WHAT THE EXERCISE ASKS:
Below are some entries. Copy each line in them that holds "label".

GIVEN DATA:
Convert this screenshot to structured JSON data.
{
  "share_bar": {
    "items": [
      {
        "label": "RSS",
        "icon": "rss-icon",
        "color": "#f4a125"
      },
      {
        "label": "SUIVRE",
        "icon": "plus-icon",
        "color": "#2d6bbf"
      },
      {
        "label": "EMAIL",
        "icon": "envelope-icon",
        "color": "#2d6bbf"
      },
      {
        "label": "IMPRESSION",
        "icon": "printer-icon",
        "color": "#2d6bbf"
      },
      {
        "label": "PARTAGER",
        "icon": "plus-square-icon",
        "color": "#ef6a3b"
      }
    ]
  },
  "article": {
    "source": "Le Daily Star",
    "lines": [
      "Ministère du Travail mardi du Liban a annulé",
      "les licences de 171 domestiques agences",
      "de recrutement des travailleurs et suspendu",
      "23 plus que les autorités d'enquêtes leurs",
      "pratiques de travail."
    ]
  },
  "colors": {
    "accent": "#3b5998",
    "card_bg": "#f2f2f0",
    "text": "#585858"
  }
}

REPLY TO THE EXERCISE:
        "label": "RSS",
        "label": "SUIVRE",
        "label": "EMAIL",
        "label": "IMPRESSION",
        "label": "PARTAGER",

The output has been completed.